[Items listed in a dataset]
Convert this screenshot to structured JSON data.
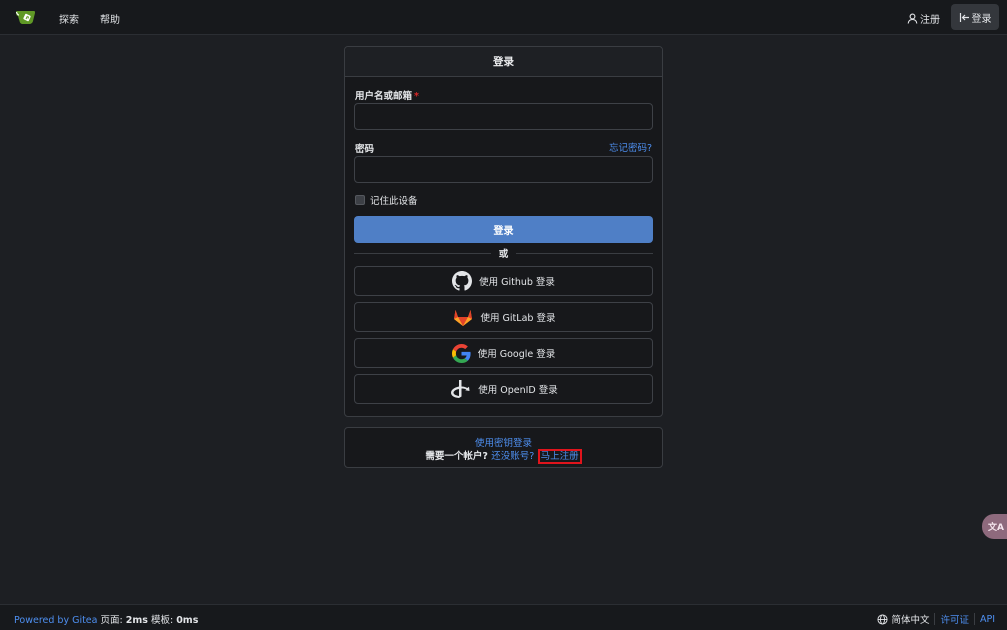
{
  "nav": {
    "explore": "探索",
    "help": "帮助",
    "register": "注册",
    "login": "登录"
  },
  "login": {
    "title": "登录",
    "username_label": "用户名或邮箱",
    "required_mark": "*",
    "username_value": "",
    "password_label": "密码",
    "password_value": "",
    "forgot_password": "忘记密码?",
    "remember_label": "记住此设备",
    "submit_label": "登录",
    "or": "或",
    "oauth": [
      {
        "label": "使用 Github 登录",
        "icon": "github-icon"
      },
      {
        "label": "使用 GitLab 登录",
        "icon": "gitlab-icon"
      },
      {
        "label": "使用 Google 登录",
        "icon": "google-icon"
      },
      {
        "label": "使用 OpenID 登录",
        "icon": "openid-icon"
      }
    ]
  },
  "signup": {
    "passkey_link": "使用密钥登录",
    "need_account": "需要一个帐户?",
    "no_account": "还没账号?",
    "register_now": "马上注册"
  },
  "translate_badge": "文A",
  "footer": {
    "powered_by": "Powered by Gitea",
    "page_label": "页面:",
    "page_time": "2ms",
    "template_label": "模板:",
    "template_time": "0ms",
    "language": "简体中文",
    "license": "许可证",
    "api": "API"
  },
  "colors": {
    "background": "#1d1f23",
    "primary_button": "#4f7fc6",
    "link": "#4e8ff0",
    "highlight_box": "#e0141c"
  }
}
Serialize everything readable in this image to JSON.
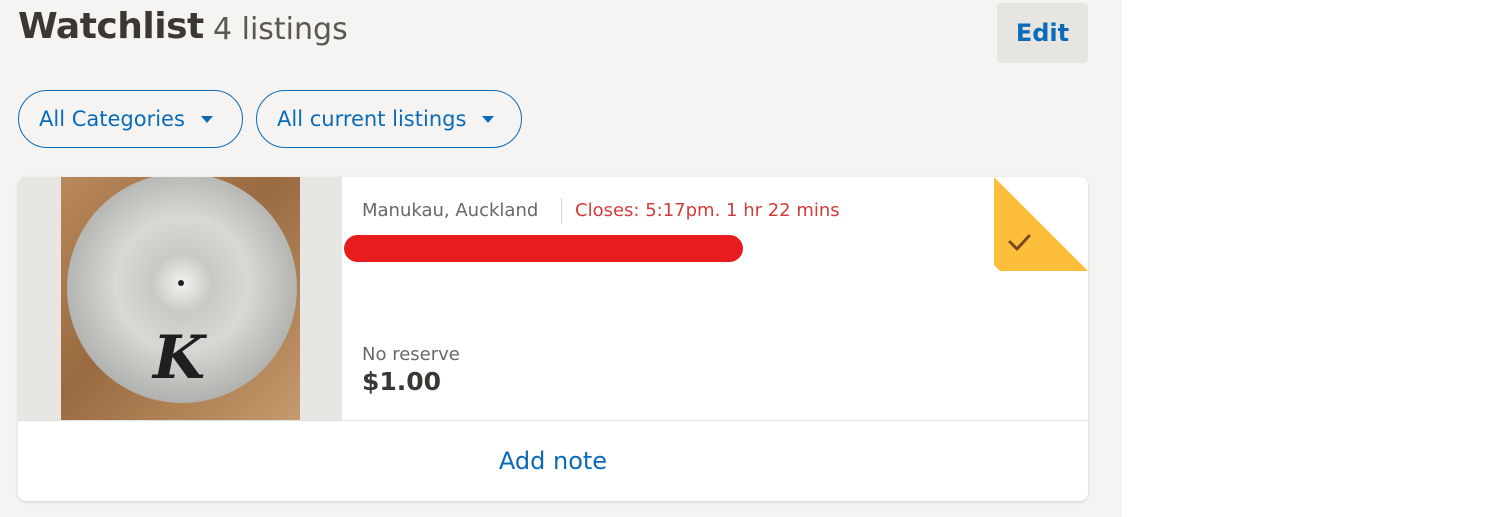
{
  "header": {
    "title": "Watchlist",
    "count": "4 listings",
    "edit_label": "Edit"
  },
  "filters": [
    {
      "label": "All Categories"
    },
    {
      "label": "All current listings"
    }
  ],
  "listing": {
    "location": "Manukau, Auckland",
    "closes": "Closes: 5:17pm. 1 hr 22 mins",
    "reserve": "No reserve",
    "price": "$1.00",
    "add_note_label": "Add note",
    "watched": true,
    "image_icon": "cymbal-photo",
    "image_text": "K"
  },
  "colors": {
    "accent": "#0a6bb8",
    "closing": "#d33c3c",
    "watch_flag": "#fdbf3b",
    "redaction": "#e81c1c"
  }
}
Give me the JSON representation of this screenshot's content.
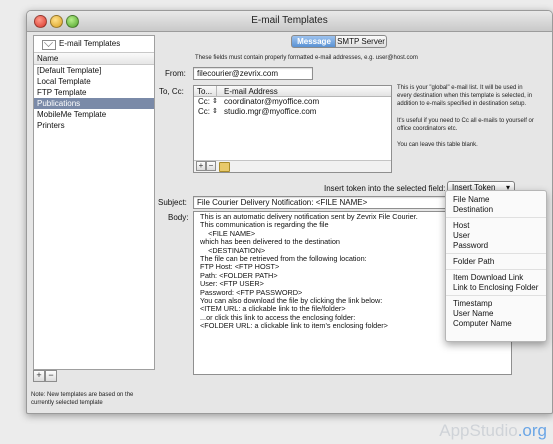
{
  "window": {
    "title": "E-mail Templates"
  },
  "sidebar": {
    "header": "E-mail Templates",
    "column": "Name",
    "items": [
      {
        "label": "[Default Template]"
      },
      {
        "label": "Local Template"
      },
      {
        "label": "FTP Template"
      },
      {
        "label": "Publications",
        "selected": true
      },
      {
        "label": "MobileMe Template"
      },
      {
        "label": "Printers"
      }
    ],
    "note": "Note: New templates are based on the currently selected template",
    "add_label": "+",
    "remove_label": "−"
  },
  "tabs": [
    {
      "label": "Message",
      "active": true
    },
    {
      "label": "SMTP Server",
      "active": false
    }
  ],
  "notice": "These fields must contain properly formatted e-mail addresses, e.g. user@host.com",
  "from": {
    "label": "From:",
    "value": "filecourier@zevrix.com"
  },
  "to_cc": {
    "label": "To, Cc:",
    "columns": [
      "To...",
      "E-mail Address"
    ],
    "rows": [
      {
        "type": "Cc:",
        "address": "coordinator@myoffice.com"
      },
      {
        "type": "Cc:",
        "address": "studio.mgr@myoffice.com"
      }
    ],
    "help": [
      "This is your \"global\" e-mail list. It will be used in every destination when this template is selected, in addition to e-mails specified in destination setup.",
      "It's useful if you need to Cc all e-mails to yourself or office coordinators etc.",
      "You can leave this table blank."
    ]
  },
  "token": {
    "label": "Insert token into the selected field:",
    "button": "Insert Token"
  },
  "subject": {
    "label": "Subject:",
    "value": "File Courier Delivery Notification: <FILE NAME>"
  },
  "body": {
    "label": "Body:",
    "lines": [
      "This is an automatic delivery notification sent by Zevrix File Courier.",
      "",
      "This communication is regarding the file",
      "    <FILE NAME>",
      "which has been delivered to the destination",
      "    <DESTINATION>",
      "",
      "The file can be retrieved from the following location:",
      "",
      "FTP Host: <FTP HOST>",
      "Path: <FOLDER PATH>",
      "User: <FTP USER>",
      "Password: <FTP PASSWORD>",
      "",
      "You can also download the file by clicking the link below:",
      "<ITEM URL: a clickable link to the file/folder>",
      "",
      "...or click this link to access the enclosing folder:",
      "<FOLDER URL: a clickable link to item's enclosing folder>"
    ]
  },
  "token_menu": {
    "groups": [
      [
        "File Name",
        "Destination"
      ],
      [
        "Host",
        "User",
        "Password"
      ],
      [
        "Folder Path"
      ],
      [
        "Item Download Link",
        "Link to Enclosing Folder"
      ],
      [
        "Timestamp",
        "User Name",
        "Computer Name"
      ]
    ]
  },
  "watermark": {
    "left": "AppStudio",
    "right": ".org"
  },
  "colors": {
    "selection": "#7a8aa8",
    "tab_active": "#5a92d3"
  }
}
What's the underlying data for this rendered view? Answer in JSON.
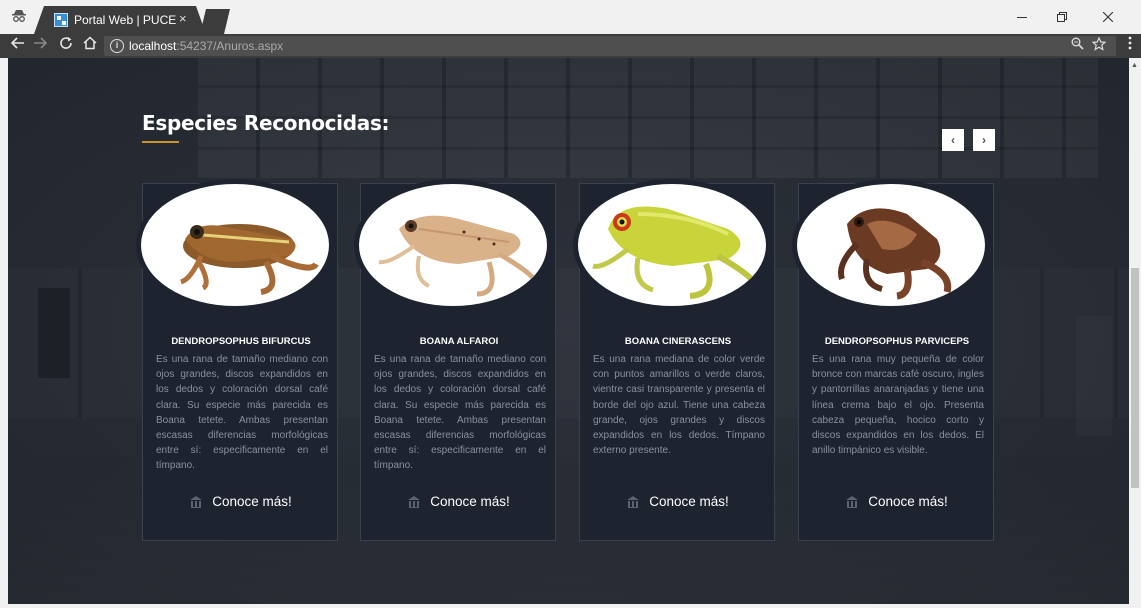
{
  "browser": {
    "tab_title": "Portal Web | PUCE",
    "tab_close": "×",
    "url_host": "localhost",
    "url_rest": ":54237/Anuros.aspx",
    "icons": [
      "incognito-icon",
      "back-icon",
      "forward-icon",
      "reload-icon",
      "home-icon",
      "info-icon",
      "zoom-icon",
      "star-icon",
      "menu-icon",
      "minimize-icon",
      "restore-icon",
      "close-window-icon"
    ]
  },
  "section": {
    "title": "Especies Reconocidas:",
    "prev": "‹",
    "next": "›",
    "accent_color": "#c8922f"
  },
  "cards": [
    {
      "name": "DENDROPSOPHUS BIFURCUS",
      "description": "Es una rana de tamaño mediano con ojos grandes, discos expandidos en los dedos y coloración dorsal café clara. Su especie más parecida es Boana tetete. Ambas presentan escasas diferencias morfológicas entre sí: especificamente en el tímpano.",
      "link": "Conoce más!"
    },
    {
      "name": "BOANA ALFAROI",
      "description": "Es una rana de tamaño mediano con ojos grandes, discos expandidos en los dedos y coloración dorsal café clara. Su especie más parecida es Boana tetete. Ambas presentan escasas diferencias morfológicas entre sí: especificamente en el tímpano.",
      "link": "Conoce más!"
    },
    {
      "name": "BOANA CINERASCENS",
      "description": "Es una rana mediana de color verde con puntos amarillos o verde claros, vientre casi transparente y presenta el borde del ojo azul. Tiene una cabeza grande, ojos grandes y discos expandidos en los dedos. Tímpano externo presente.",
      "link": "Conoce más!"
    },
    {
      "name": "DENDROPSOPHUS PARVICEPS",
      "description": "Es una rana muy pequeña de color bronce con marcas café oscuro, ingles y pantorrillas anaranjadas y tiene una línea crema bajo el ojo. Presenta cabeza pequeña, hocico corto y discos expandidos en los dedos. El anillo timpánico es visible.",
      "link": "Conoce más!"
    }
  ]
}
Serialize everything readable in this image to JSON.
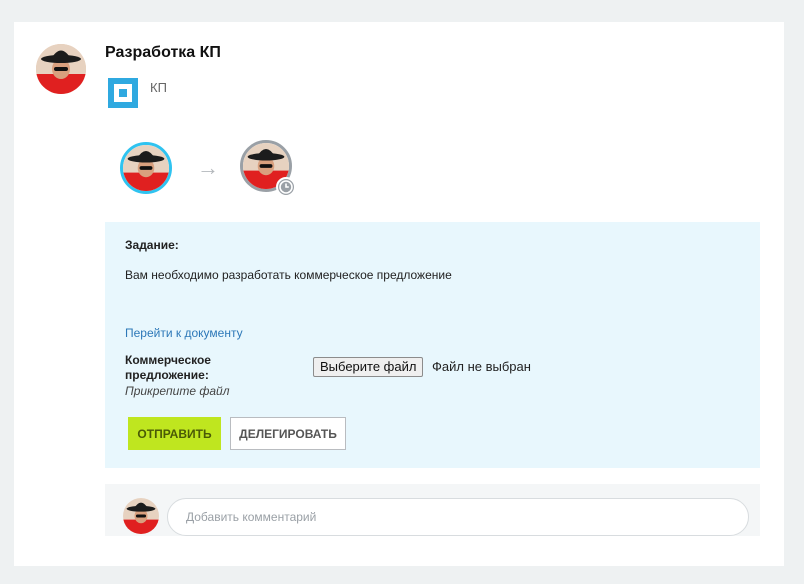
{
  "task": {
    "title": "Разработка КП",
    "app_label": "КП",
    "section_label": "Задание:",
    "description": "Вам необходимо разработать коммерческое предложение",
    "doc_link": "Перейти к документу",
    "field_label": "Коммерческое предложение:",
    "field_hint": "Прикрепите файл",
    "file_button": "Выберите файл",
    "file_status": "Файл не выбран",
    "send_button": "ОТПРАВИТЬ",
    "delegate_button": "ДЕЛЕГИРОВАТЬ"
  },
  "comment": {
    "placeholder": "Добавить комментарий"
  },
  "icons": {
    "app": "app-square-icon",
    "arrow": "arrow-right-icon",
    "status": "clock-icon"
  },
  "colors": {
    "accent_blue": "#2fa9e0",
    "task_bg": "#e8f7fd",
    "send_button": "#bfe61f",
    "active_ring": "#2fc3f0"
  }
}
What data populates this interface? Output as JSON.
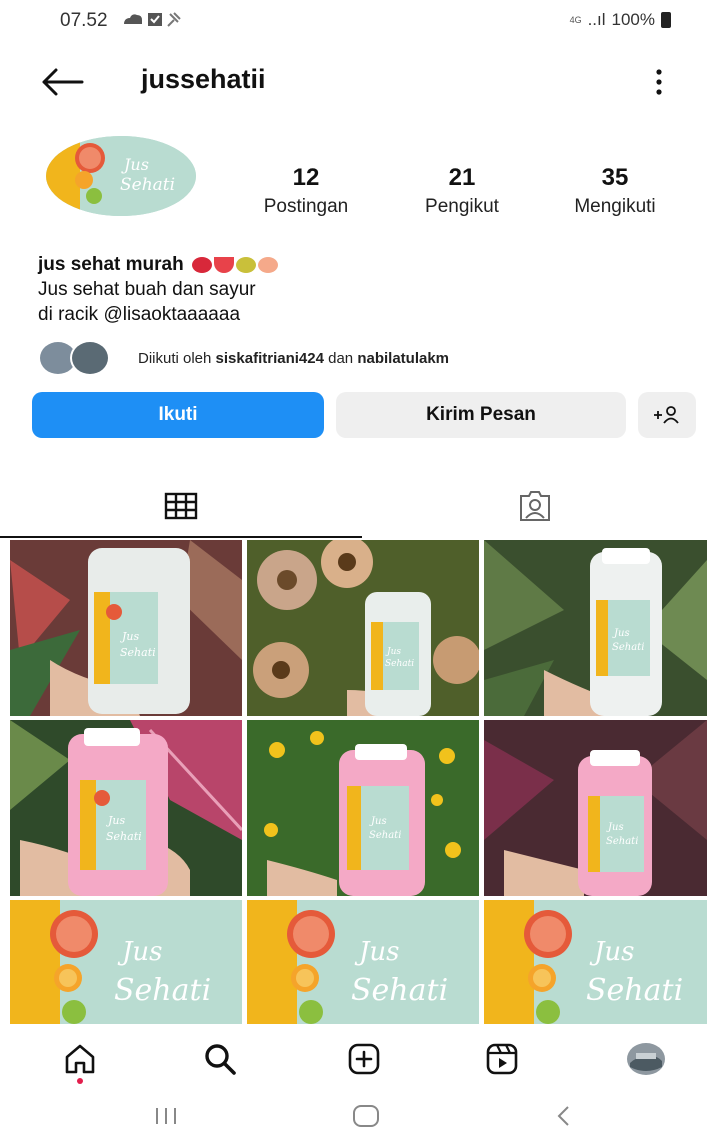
{
  "status_bar": {
    "time": "07.52",
    "network": "4G",
    "signal": "..ıl",
    "battery": "100%"
  },
  "header": {
    "username": "jussehatii"
  },
  "avatar": {
    "line1": "Jus",
    "line2": "Sehati"
  },
  "stats": [
    {
      "value": "12",
      "label": "Postingan"
    },
    {
      "value": "21",
      "label": "Pengikut"
    },
    {
      "value": "35",
      "label": "Mengikuti"
    }
  ],
  "bio": {
    "name": "jus sehat murah",
    "line2": "Jus sehat buah dan sayur",
    "line3": "di racik @lisaoktaaaaaa"
  },
  "followed_by": {
    "prefix": "Diikuti oleh",
    "user1": "siskafitriani424",
    "conj": "dan",
    "user2": "nabilatulakm"
  },
  "actions": {
    "follow": "Ikuti",
    "message": "Kirim Pesan",
    "add_user": "+°"
  },
  "grid": {
    "posts": [
      {
        "kind": "bottle-white",
        "bg": "#b64d4a"
      },
      {
        "kind": "bottle-white",
        "bg": "#6b7d3a"
      },
      {
        "kind": "bottle-white",
        "bg": "#4b6b3a"
      },
      {
        "kind": "bottle-pink",
        "bg": "#8a2f4a"
      },
      {
        "kind": "bottle-pink",
        "bg": "#3f7a2e"
      },
      {
        "kind": "bottle-pink",
        "bg": "#5a2d3a"
      },
      {
        "kind": "logo",
        "title1": "Jus",
        "title2": "Sehati"
      },
      {
        "kind": "logo",
        "title1": "Jus",
        "title2": "Sehati"
      },
      {
        "kind": "logo",
        "title1": "Jus",
        "title2": "Sehati"
      }
    ]
  },
  "colors": {
    "accent": "#1e8ff5",
    "notification": "#e21e4c",
    "logo_teal": "#b9dcd1",
    "logo_yellow": "#f1b51c"
  }
}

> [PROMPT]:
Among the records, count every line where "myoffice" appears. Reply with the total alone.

> [TASK SOLUTION]:
2